** DATA EXTRACT follows **
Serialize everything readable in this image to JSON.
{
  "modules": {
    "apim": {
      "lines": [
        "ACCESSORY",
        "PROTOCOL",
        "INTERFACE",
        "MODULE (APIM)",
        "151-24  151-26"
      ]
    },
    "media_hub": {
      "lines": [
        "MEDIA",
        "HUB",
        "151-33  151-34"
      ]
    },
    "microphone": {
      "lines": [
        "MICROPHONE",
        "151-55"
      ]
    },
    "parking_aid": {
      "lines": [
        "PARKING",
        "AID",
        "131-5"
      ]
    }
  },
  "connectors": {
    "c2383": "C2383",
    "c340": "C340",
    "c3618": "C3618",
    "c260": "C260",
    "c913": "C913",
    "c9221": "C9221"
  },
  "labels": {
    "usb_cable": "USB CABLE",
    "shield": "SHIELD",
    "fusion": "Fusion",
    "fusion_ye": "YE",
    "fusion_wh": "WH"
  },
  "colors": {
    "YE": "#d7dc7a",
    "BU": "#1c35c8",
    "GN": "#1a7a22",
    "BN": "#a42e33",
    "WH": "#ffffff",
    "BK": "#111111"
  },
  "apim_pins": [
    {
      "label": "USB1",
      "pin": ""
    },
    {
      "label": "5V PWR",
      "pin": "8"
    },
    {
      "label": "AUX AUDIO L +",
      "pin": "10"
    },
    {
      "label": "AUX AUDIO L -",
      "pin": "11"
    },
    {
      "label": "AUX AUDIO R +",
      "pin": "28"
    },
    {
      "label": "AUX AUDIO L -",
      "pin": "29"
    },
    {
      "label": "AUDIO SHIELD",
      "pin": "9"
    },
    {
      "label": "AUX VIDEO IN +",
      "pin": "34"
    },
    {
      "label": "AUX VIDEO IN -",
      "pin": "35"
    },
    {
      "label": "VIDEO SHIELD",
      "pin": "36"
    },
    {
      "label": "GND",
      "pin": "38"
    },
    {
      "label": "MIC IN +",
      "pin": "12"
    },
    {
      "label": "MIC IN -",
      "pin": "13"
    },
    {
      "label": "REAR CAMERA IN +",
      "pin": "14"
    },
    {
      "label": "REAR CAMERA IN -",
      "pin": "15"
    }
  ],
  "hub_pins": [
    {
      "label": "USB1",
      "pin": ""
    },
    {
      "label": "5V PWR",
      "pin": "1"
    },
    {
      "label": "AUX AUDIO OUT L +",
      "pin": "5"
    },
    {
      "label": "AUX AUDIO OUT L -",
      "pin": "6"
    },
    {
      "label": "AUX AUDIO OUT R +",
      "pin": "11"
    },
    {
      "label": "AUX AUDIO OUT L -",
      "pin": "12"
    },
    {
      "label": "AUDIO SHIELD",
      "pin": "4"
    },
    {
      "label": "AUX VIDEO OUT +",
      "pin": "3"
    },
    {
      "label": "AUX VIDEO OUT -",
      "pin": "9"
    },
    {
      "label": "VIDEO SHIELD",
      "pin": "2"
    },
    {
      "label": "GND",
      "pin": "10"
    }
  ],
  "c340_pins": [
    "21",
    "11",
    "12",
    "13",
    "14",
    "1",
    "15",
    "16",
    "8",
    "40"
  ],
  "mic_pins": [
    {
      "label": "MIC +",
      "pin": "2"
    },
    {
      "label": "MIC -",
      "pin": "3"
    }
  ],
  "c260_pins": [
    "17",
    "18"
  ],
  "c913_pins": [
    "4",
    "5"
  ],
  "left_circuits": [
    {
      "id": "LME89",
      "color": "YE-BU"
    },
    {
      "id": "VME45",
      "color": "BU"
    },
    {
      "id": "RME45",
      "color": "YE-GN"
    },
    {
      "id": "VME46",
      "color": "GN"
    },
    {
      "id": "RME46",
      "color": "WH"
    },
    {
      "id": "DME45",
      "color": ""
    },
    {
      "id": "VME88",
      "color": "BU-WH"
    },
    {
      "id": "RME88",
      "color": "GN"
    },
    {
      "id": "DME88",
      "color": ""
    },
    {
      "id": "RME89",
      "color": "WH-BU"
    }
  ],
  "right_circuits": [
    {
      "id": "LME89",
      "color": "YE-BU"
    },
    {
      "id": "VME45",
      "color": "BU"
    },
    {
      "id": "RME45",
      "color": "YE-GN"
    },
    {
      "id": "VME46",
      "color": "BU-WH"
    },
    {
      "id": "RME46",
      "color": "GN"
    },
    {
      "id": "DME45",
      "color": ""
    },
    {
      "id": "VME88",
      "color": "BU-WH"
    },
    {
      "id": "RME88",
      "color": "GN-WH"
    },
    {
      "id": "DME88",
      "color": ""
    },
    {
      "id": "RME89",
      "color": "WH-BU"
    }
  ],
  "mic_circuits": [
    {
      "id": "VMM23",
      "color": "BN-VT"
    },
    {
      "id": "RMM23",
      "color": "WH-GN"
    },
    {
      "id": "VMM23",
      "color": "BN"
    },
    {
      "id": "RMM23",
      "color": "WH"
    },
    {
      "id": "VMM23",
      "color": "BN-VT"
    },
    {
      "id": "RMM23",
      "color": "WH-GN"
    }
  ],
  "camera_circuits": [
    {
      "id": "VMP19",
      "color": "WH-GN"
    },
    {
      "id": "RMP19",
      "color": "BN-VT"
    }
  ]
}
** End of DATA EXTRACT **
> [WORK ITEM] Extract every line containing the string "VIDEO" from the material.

> [REPLY]
      "label": "AUX VIDEO IN +",
      "label": "AUX VIDEO IN -",
      "label": "VIDEO SHIELD",
      "label": "AUX VIDEO OUT +",
      "label": "AUX VIDEO OUT -",
      "label": "VIDEO SHIELD",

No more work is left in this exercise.